By Alan Msosa
The current debate on homosexuality in Malawi has exposed the government’s failure to come up with a position on whether LGBT people deserve genuine and effective human rights protection. As a result, Malawi is slowly losing gains achieved so far in its efforts to facilitate protection of LGBT rights. Unless the government comes up with a firm and consistent position, prospects for moving forward are under threat.
Contradicting Government Positions
In May 2015 Malawi’s performance in relation to the promotion and protection of human rights was reviewed under the Universal Periodic Review (UPR) mechanism. The UPR results in a list of recommendations intended to assist the State in its efforts to comply with its human rights obligations. However, Malawi rejected all 17 recommendations directed towards the repeal of the Penal Code’s criminalization of same-sex sexual relations. Malawi has consistently rejected UPR recommendations to decriminalise same-sex conduct on the basis that legalizing homosexuality is against the wishes of Malawians. However, it unprecedentedly accepted one recommendation to take effective measures to protect LGBT people from violence and prosecute perpetrators of such violence.

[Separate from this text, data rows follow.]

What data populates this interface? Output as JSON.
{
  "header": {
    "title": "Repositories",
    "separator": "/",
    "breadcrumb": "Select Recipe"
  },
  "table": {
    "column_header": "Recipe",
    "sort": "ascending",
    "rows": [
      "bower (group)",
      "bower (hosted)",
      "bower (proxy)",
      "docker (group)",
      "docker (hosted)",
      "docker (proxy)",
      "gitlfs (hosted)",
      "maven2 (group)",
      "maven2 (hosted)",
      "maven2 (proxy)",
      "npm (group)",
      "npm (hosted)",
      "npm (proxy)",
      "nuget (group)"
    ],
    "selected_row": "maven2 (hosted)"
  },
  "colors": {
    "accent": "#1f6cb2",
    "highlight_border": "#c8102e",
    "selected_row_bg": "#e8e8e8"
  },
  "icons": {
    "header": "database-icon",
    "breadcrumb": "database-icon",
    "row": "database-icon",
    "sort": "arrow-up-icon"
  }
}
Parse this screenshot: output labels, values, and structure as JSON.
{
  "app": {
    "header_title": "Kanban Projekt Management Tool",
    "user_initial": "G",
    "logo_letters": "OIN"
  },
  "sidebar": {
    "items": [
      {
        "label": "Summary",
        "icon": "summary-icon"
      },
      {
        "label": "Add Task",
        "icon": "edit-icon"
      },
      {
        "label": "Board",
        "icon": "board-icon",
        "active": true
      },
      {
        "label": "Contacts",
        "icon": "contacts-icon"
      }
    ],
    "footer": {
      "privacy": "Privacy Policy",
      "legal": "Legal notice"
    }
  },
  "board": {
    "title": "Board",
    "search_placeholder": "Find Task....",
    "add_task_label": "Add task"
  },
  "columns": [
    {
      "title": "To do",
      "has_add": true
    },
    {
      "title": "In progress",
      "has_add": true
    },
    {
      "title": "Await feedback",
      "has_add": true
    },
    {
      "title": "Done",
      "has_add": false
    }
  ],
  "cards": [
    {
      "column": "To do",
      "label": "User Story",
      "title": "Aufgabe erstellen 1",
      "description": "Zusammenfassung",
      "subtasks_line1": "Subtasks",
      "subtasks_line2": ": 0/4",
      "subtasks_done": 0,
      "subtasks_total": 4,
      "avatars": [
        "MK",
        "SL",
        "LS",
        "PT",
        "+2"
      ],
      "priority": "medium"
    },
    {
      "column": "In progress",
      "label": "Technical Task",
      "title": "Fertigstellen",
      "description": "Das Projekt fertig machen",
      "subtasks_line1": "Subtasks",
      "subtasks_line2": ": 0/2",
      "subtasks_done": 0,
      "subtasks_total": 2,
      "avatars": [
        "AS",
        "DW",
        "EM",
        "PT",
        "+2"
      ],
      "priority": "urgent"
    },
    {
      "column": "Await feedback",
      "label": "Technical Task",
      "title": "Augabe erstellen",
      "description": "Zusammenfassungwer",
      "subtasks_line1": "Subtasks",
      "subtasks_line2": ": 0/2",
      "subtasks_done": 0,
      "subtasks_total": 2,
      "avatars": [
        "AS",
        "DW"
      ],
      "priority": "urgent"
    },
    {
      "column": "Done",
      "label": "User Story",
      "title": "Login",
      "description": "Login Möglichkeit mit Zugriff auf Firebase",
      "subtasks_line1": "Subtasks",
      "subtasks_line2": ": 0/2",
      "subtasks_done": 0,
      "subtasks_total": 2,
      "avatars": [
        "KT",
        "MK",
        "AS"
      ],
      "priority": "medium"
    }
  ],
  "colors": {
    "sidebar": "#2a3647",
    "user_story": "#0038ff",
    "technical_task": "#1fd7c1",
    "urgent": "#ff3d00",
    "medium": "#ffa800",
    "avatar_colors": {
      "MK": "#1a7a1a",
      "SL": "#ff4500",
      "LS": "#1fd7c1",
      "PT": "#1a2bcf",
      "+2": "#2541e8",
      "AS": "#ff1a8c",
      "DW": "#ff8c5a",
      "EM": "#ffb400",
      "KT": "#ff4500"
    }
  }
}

In December 2015 the Minister of Justice reiterated a moratorium on implementation of anti-gay laws pending legal review. This announcement followed police arrest of Malawians who were charged for ‘engaging in unnatural acts’. The announcement followed condemnation by local human rights organisations and the international community. During the announcement, according to press reports, the Minister of Justice said that Malawi had to respect international treaties to which it was signatory. The moratorium has been in place since 2012.
In January a prominent politician Ken Msonda posted on his Facebook page calling call for the killing of all homosexuals, citing that ‘the devil has no rights’. Two local civil society organisations lodged a criminal lawsuit against the politician on charges of inciting violence. However, the Director of Public Prosecution (DPP) took over the prosecution using powers from the Criminal Procedure and Evidence Code. Soon afterwards the charges were dropped unconditionally on claims that the prosecuting lawyers did not follow procedures as they had bypassed the DPP’s office at the beginning of the case. Justifying dropping of the charges, the Solicitor General announced that Malawi was not ready to change its laws on homosexuality.
In another twist of events, the High Court received an application from religious leaders seeking declaration that the gay-arrests moratorium was unconstitutional. The courts issued an injunction against the moratorium and ordered resumption of gay arrests. The Malawi government through the Attorney General (AG) challenged the injunction. Since then, the High Court has referred the case to the Chief Justice for certification for a constitutional case.
This lack of consistency by the state is fueled by conflicts in law, policy and public attitudes. The Republican Constitution which is the supreme law of the land guarantees human rights protection for all people without discrimination. However, this law conflicts with the Penal Code which criminalises same-sex relationships. Malawi’s National AIDS Policy recognises that LGBT people face discrimination and that law review is necessary, and recent national research has found that nearly 90% of Malawians are opposed to having a homosexual neighbour. In September 2015 the president hinted that he would call for a national referendum for the nation to decide on repeal of anti-gay laws.
The failure by the state to come up with a position on whether to decriminalize same-sex relations and guarantee human rights for LGBT people highlight the tension between the state’s obligation to protect human rights for LGBT people, and popular opinion against homosexuality. In the case of Malawi, political popularity has been chosen over the obligation to guarantee human rights protection for all Malawians, including LGBT people. The state needs to demonstrate leadership by advising the nation about the indispensability of its constitutional human rights obligations even on issues of sexual orientation and gender identity.
Alan Msosa is a Malawian Commonwealth Scholar funded by the UK government. He is currently studying for PhD in Human Rights at the University of Essex Human Rights Centre here in the UK. His research analyses social and institutional factors influencing the lack of human rights protection for LGBT people in Malawi. He has done field research in Malawi where he interviewed 44 LGBT Malawians to document their life stories. At the University of Essex he is a part time as a Research Assistant at the Human Rights Clinic, and a part time Graduate Researcher at the Centre for Intimate and Sexual Citizenship. He is also a member of the Essex LGBT Alliance which promotes LGBT inclusion among staff at the University.
Disclaimer: The views expressed herein are the author(s) alone.